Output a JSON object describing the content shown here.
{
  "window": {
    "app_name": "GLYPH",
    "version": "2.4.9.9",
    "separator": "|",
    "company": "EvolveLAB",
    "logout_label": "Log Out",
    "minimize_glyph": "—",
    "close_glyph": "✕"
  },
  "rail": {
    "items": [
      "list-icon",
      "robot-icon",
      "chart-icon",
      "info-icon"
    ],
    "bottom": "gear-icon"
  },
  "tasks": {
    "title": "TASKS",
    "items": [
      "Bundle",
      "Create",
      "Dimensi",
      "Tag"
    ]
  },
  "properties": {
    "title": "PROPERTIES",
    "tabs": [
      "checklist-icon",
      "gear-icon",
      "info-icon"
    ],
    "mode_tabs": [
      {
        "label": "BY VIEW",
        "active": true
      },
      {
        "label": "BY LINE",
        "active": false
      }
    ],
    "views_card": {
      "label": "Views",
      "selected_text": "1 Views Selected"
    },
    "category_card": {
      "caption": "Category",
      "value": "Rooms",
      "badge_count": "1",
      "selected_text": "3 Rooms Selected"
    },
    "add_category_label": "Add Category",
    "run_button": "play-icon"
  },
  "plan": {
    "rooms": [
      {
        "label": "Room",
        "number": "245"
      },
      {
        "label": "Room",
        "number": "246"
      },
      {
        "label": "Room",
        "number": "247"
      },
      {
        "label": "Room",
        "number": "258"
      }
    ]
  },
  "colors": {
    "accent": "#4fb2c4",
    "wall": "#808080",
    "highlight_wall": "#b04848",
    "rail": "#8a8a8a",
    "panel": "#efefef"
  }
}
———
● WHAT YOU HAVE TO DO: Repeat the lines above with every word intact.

● OUTPUT FOR THIS EXERCISE:
Output a JSON object describing the content shown here.
{
  "window": {
    "app_name": "GLYPH",
    "version": "2.4.9.9",
    "separator": "|",
    "company": "EvolveLAB",
    "logout_label": "Log Out",
    "minimize_glyph": "—",
    "close_glyph": "✕"
  },
  "rail": {
    "items": [
      "list-icon",
      "robot-icon",
      "chart-icon",
      "info-icon"
    ],
    "bottom": "gear-icon"
  },
  "tasks": {
    "title": "TASKS",
    "items": [
      "Bundle",
      "Create",
      "Dimensi",
      "Tag"
    ]
  },
  "properties": {
    "title": "PROPERTIES",
    "tabs": [
      "checklist-icon",
      "gear-icon",
      "info-icon"
    ],
    "mode_tabs": [
      {
        "label": "BY VIEW",
        "active": true
      },
      {
        "label": "BY LINE",
        "active": false
      }
    ],
    "views_card": {
      "label": "Views",
      "selected_text": "1 Views Selected"
    },
    "category_card": {
      "caption": "Category",
      "value": "Rooms",
      "badge_count": "1",
      "selected_text": "3 Rooms Selected"
    },
    "add_category_label": "Add Category",
    "run_button": "play-icon"
  },
  "plan": {
    "rooms": [
      {
        "label": "Room",
        "number": "245"
      },
      {
        "label": "Room",
        "number": "246"
      },
      {
        "label": "Room",
        "number": "247"
      },
      {
        "label": "Room",
        "number": "258"
      }
    ]
  },
  "colors": {
    "accent": "#4fb2c4",
    "wall": "#808080",
    "highlight_wall": "#b04848",
    "rail": "#8a8a8a",
    "panel": "#efefef"
  }
}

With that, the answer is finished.